  2. Adoption: A global repository of safety measurement and improvement interventions should be developed. Interventions should be recorded and uploaded using a common reporting framework, such as an adapted version of the TIDieR framework, to ensure consistency and support their effective adoption. Healthcare workers and researchers should be supported and encouraged to report their interventions to the repository as a matter of routine. This repository should be freely available to decision-makers at the health system, hospital and practice level, with the ability for each to action as relevant to their specific context.
  3. Activation: The adoption of patient-driven safety measurement and improvement interventions, including those featured in this report, must be accelerated. To ensure the faithful adoption of interventions, patients, families and carers must be given the agency to become active and equal partners in the delivery of safe care.  Leaders within healthcare organisations must therefore ensure there is a culture of patient and family involvement across all safety improvement efforts.
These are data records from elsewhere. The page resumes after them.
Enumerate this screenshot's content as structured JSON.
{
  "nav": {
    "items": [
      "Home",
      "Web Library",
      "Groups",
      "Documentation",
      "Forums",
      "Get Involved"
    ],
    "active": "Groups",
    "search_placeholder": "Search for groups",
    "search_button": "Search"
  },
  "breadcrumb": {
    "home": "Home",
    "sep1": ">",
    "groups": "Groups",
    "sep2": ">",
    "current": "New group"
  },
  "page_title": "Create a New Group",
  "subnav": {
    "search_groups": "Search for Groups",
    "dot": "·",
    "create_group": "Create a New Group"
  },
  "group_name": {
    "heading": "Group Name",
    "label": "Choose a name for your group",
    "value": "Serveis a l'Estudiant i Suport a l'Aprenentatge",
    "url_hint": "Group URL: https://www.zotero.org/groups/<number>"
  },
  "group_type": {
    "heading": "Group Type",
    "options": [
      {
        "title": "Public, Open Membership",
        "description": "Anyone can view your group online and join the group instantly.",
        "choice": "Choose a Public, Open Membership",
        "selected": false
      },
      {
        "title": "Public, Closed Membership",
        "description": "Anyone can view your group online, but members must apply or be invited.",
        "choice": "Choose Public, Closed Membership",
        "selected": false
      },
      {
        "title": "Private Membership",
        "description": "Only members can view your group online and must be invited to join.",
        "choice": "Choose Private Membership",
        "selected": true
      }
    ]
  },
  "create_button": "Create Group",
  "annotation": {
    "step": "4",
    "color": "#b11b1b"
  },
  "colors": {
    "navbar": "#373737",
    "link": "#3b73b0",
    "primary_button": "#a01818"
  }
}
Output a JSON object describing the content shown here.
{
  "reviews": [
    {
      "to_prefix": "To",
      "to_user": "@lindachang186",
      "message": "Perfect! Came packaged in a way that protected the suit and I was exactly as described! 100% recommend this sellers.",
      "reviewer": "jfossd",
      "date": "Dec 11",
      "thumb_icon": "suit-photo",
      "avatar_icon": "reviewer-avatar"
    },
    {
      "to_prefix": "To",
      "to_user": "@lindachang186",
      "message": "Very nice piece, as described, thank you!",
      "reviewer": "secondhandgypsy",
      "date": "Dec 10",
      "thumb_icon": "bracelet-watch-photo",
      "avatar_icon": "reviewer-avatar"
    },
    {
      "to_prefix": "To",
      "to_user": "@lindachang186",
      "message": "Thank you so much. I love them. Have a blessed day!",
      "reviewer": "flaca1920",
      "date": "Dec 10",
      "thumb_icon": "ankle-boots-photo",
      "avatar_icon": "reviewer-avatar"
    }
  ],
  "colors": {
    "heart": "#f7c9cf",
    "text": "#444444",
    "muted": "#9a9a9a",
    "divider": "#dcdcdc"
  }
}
This report was produced by Imperial College London's Institute of Global Health Innovation. It was made possible by the generosity of the charity Patient Safety Watch founded by the Rt Hon Jeremy Hunt MP, chaired by James Titcombe OBE.

The authors would like to thank the following people who have provided valuable input and advice in the production of this report: Niek Klazinga, Mike Durkin, Bryony Dean Franklin and Paul Aylin.

Special thanks go to the practitioners, advocates and experts who kindly gave their time to be interviewed for this work: Pat Brady, Christina Davidson, Peter Lachman, Rebecca Lawton, Anne MacLaurin, Afifa Munawar, Jane O’Hara, Deborah Prowse, Shin Ushiro and Jo Wailing.

Thank you to the team within the Institute of Global Health Innovation who reviewed and supported the production of the report: Amish Acharya, Sarra Khadir, Emily Medcalf, Victoria Murphy and Brittany Rae.

The authors received infrastructure support from the NIHR North West London Patient Safety Research Collaboration. Patient Safety Watch would like to thank Joe Kiani for Masimo Foundation’s financial support.

Suggested Citation

Illingworth J, Shaw A,  Fernandez Crespo R, Leis M, Fontana G, Howitt P, Darzi A. Global State of Patient Safety 2023. Imperial College London (2023).